“I am seeing more people who are adamantly pro-life, and I don’t even know how to say this, but they are determined to make a change and I think they are willing to do what needs to be done to overturn Roe v. Wade,” she said “I’m not sure if it will be done completely at one time as that all depends upon the courts, but I do think there will be a sort of eating away at it. If you look at it now, we have states that have abortions legal for all nine months and beyond, and then we have other states who have cut back on it almost entirely. For a long time, there was nothing going on but clearly people are not just accepting this as the law of the land.”
One area Thorn hopes to see grow is the emphasis on healing men from the wounds of abortion; men such as Jason Jones, who experienced the loss of his own child through a forced abortion. She has worked with him over the years and has an active ministry for helping men deal with the physiological and psychological wounds from losing a child.
“The average person doesn’t realize the man’s chemistry changes when the woman is pregnant, just as hers does, and they both carry the DNA of their child for life. If they have lost more than one child to abortion or miscarriage, it can be overwhelming to carry the cells from all of those deceased children,” she said. “The men get very angry and there are murder-suicides related to abortion – that kind of rage is very strong.

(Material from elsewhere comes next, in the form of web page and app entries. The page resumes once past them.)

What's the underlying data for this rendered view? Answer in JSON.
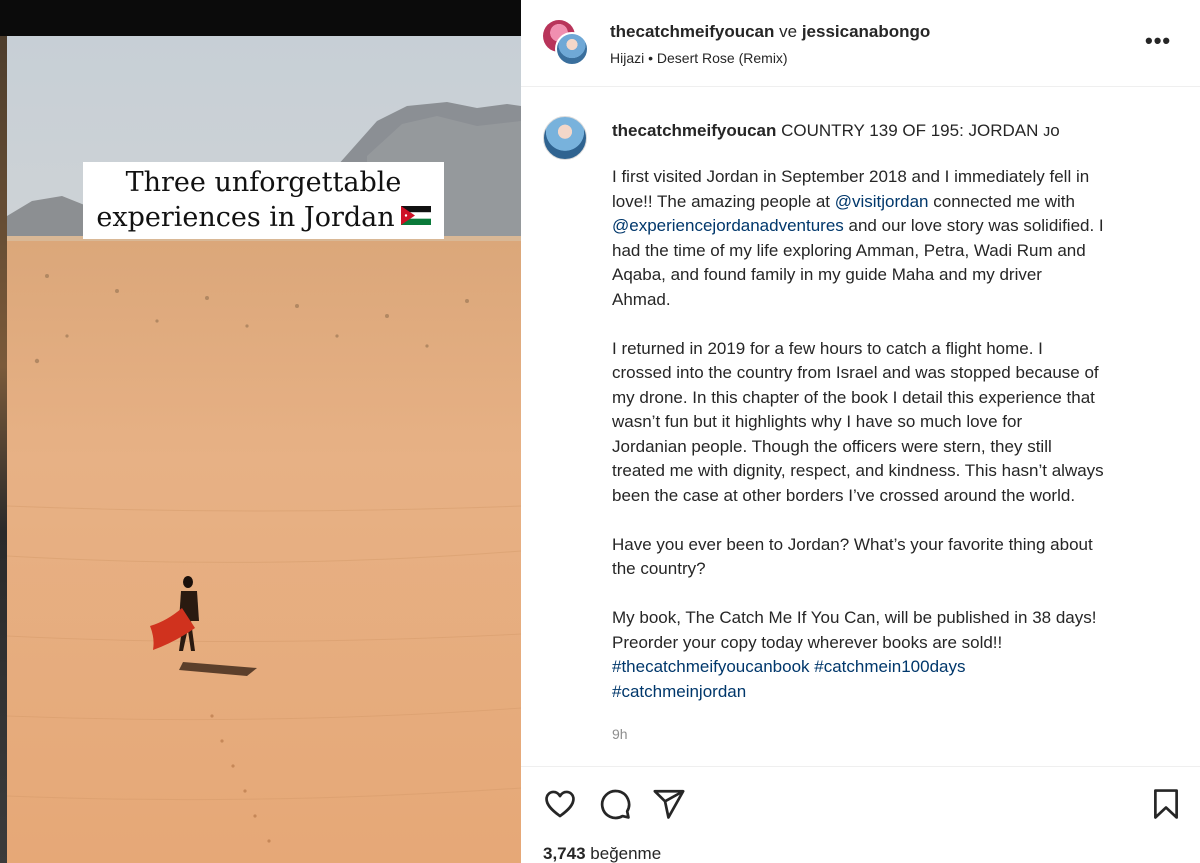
{
  "media": {
    "overlay_line1": "Three unforgettable",
    "overlay_line2": "experiences in Jordan",
    "flag_icon": "jordan-flag-emoji"
  },
  "header": {
    "user1": "thecatchmeifyoucan",
    "conjunction": "ve",
    "user2": "jessicanabongo",
    "audio": "Hijazi • Desert Rose (Remix)",
    "more_icon": "more-horizontal-icon",
    "more_label": "•••"
  },
  "caption": {
    "username": "thecatchmeifyoucan",
    "headline": "COUNTRY 139 OF 195: JORDAN 🇯🇴",
    "headline_display": "COUNTRY 139 OF 195: JORDAN ᴊᴏ",
    "p1": {
      "l1": "I first visited Jordan in September 2018 and I immediately fell in",
      "l2_pre": "love!! The amazing people at ",
      "l2_link": "@visitjordan",
      "l2_post": " connected me with",
      "l3_link": "@experiencejordanadventures",
      "l3_post": " and our love story was solidified. I",
      "l4": "had the time of my life exploring Amman, Petra, Wadi Rum and",
      "l5": "Aqaba, and found family in my guide Maha and my driver",
      "l6": "Ahmad."
    },
    "p2": [
      "I returned in 2019 for a few hours to catch a flight home. I",
      "crossed into the country from Israel and was stopped because of",
      "my drone. In this chapter of the book I detail this experience that",
      "wasn’t fun but it highlights why I have so much love for",
      "Jordanian people. Though the officers were stern, they still",
      "treated me with dignity, respect, and kindness. This hasn’t always",
      "been the case at other borders I’ve crossed around the world."
    ],
    "p3": [
      "Have you ever been to Jordan? What’s your favorite thing about",
      "the country?"
    ],
    "p4": [
      "My book, The Catch Me If You Can, will be published in 38 days!",
      "Preorder your copy today wherever books are sold!!"
    ],
    "hashtags_line1_a": "#thecatchmeifyoucanbook",
    "hashtags_line1_b": "#catchmein100days",
    "hashtags_line2": "#catchmeinjordan",
    "time": "9h"
  },
  "actions": {
    "like_icon": "heart-icon",
    "comment_icon": "comment-icon",
    "share_icon": "share-icon",
    "save_icon": "bookmark-icon",
    "likes_count": "3,743",
    "likes_word": "beğenme"
  },
  "colors": {
    "link": "#00376b",
    "text": "#262626",
    "muted": "#8e8e8e",
    "divider": "#efefef"
  }
}
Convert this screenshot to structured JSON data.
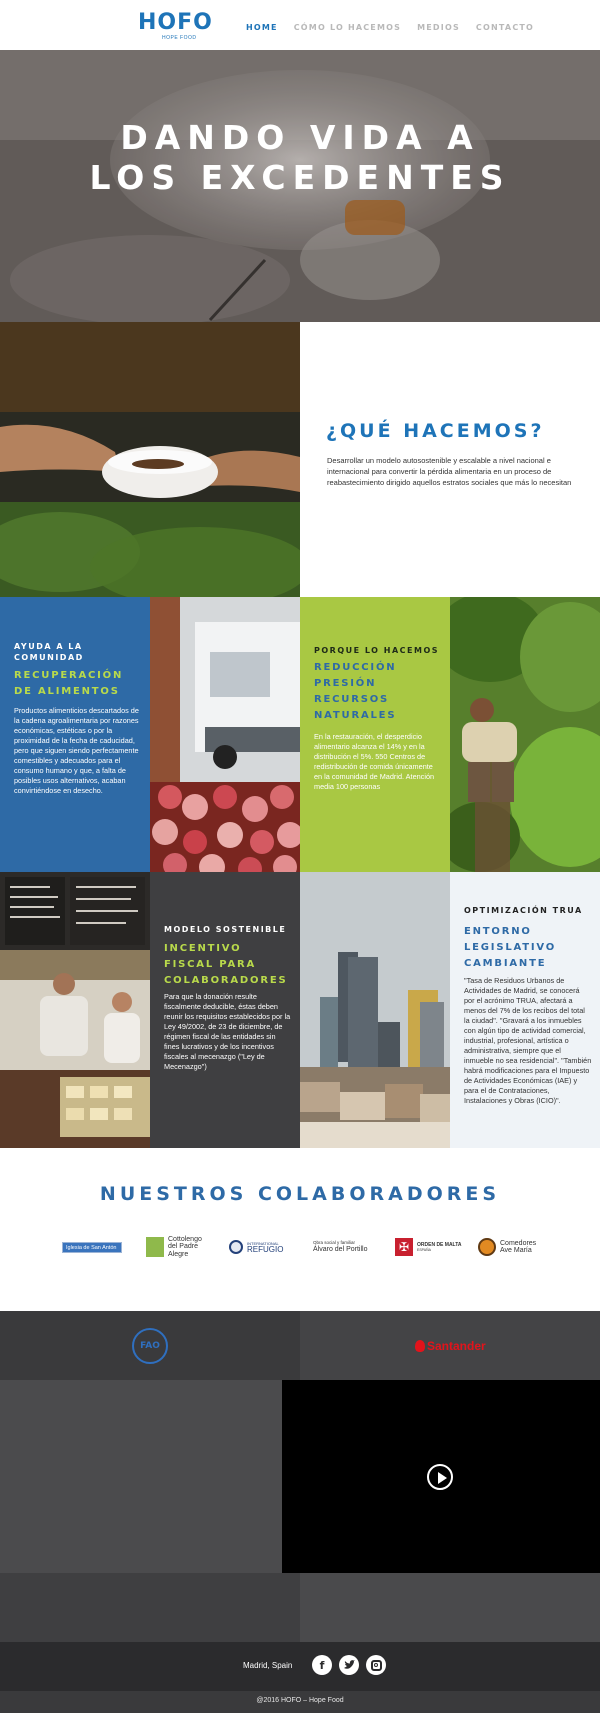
{
  "nav": {
    "logo_text": "HOFO",
    "logo_sub": "HOPE FOOD",
    "links": [
      "HOME",
      "CÓMO LO HACEMOS",
      "MEDIOS",
      "CONTACTO"
    ],
    "active_index": 0,
    "brand_color": "#1e74b8"
  },
  "hero": {
    "title_line1": "DANDO VIDA A",
    "title_line2": "LOS EXCEDENTES"
  },
  "what": {
    "title": "¿QUÉ HACEMOS?",
    "body": "Desarrollar un modelo autosostenible y escalable a nivel nacional e internacional para convertir la pérdida alimentaria en un proceso de reabastecimiento dirigido aquellos estratos sociales que más lo necesitan"
  },
  "tiles": {
    "ayuda": {
      "kicker_line1": "AYUDA A LA",
      "kicker_line2": "COMUNIDAD",
      "head_line1": "RECUPERACIÓN",
      "head_line2": "DE ALIMENTOS",
      "body": "Productos alimenticios descartados de la cadena agroalimentaria por razones económicas, estéticas o por la proximidad de la fecha de caducidad, pero que siguen siendo perfectamente comestibles y adecuados para el consumo humano y que, a falta de posibles usos alternativos, acaban convirtiéndose en desecho."
    },
    "porque": {
      "kicker": "PORQUE LO HACEMOS",
      "head_line1": "REDUCCIÓN",
      "head_line2": "PRESIÓN",
      "head_line3": "RECURSOS",
      "head_line4": "NATURALES",
      "body": "En la restauración, el desperdicio alimentario alcanza el 14% y en la distribución el 5%. 550 Centros de redistribución de comida únicamente en la comunidad de Madrid. Atención media 100 personas"
    },
    "modelo": {
      "kicker": "MODELO SOSTENIBLE",
      "head_line1": "INCENTIVO",
      "head_line2": "FISCAL PARA",
      "head_line3": "COLABORADORES",
      "body": "Para que la donación resulte fiscalmente deducible, éstas deben reunir los requisitos establecidos por la Ley 49/2002, de 23 de diciembre, de régimen fiscal de las entidades sin fines lucrativos y de los incentivos fiscales al mecenazgo (\"Ley de Mecenazgo\")"
    },
    "optimizacion": {
      "kicker": "OPTIMIZACIÓN TRUA",
      "head_line1": "ENTORNO",
      "head_line2": "LEGISLATIVO",
      "head_line3": "CAMBIANTE",
      "body": "\"Tasa de Residuos Urbanos de Actividades de Madrid, se conocerá por el acrónimo TRUA, afectará a menos del 7% de los recibos del total la ciudad\". \"Gravará a los inmuebles con algún tipo de actividad comercial, industrial, profesional, artística o administrativa, siempre que el inmueble no sea residencial\". \"También habrá modificaciones para el Impuesto de Actividades Económicas (IAE) y para el de Contrataciones, Instalaciones y Obras (ICIO)\"."
    }
  },
  "collaborators": {
    "title": "NUESTROS COLABORADORES",
    "partners": [
      {
        "name": "Iglesia de San Antón",
        "icon": "church-logo"
      },
      {
        "name_line1": "Cottolengo",
        "name_line2": "del Padre",
        "name_line3": "Alegre",
        "icon": "cottolengo-logo"
      },
      {
        "name_line1": "INTERNATIONAL",
        "name_line2": "REFUGIO",
        "icon": "refugio-logo"
      },
      {
        "name_line1": "Obra social y familiar",
        "name_line2": "Álvaro del Portillo",
        "icon": "portillo-logo"
      },
      {
        "name_line1": "ORDEN DE MALTA",
        "name_line2": "ESPAÑA",
        "icon": "malta-cross-logo"
      },
      {
        "name_line1": "Comedores",
        "name_line2": "Ave María",
        "icon": "ave-maria-logo"
      }
    ]
  },
  "sponsors": {
    "fao": "FAO",
    "santander": "Santander"
  },
  "footer": {
    "city": "Madrid, Spain",
    "social": [
      "facebook-icon",
      "twitter-icon",
      "instagram-icon"
    ],
    "copyright": "@2016 HOFO – Hope Food"
  }
}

I have run into fathers who have lost two, three or four children and not always with the same woman. There is a sense of overwhelming loss for so many children.”
Thorn, 71, plans to take a year off and then hopefully focus on getting a book published that she has just been working on. She and Bill plan to visit their children and 17 grandchildren located in Colorado, Minneapolis and Nebraska when they can, as well as do some overseas travel once the borders open and it is more conducive to travel.
“We are also blessed in that one of Bill’s brothers has a cabin in northern Wisconsin that he bought. He is a priest and, before that, he was involved in all kinds of things around the world; so he always lived with us when he came home,” she said. “He’s very bonded with our kids and they to him, so he bought this cabin that’s got four bedrooms and we enjoy getting together and just having fun. There’s room for everyone, a fireplace and a huge lot with nobody nearby, so we can watch the kids before they fall in the water. It’s a blessing for all of us to be together.”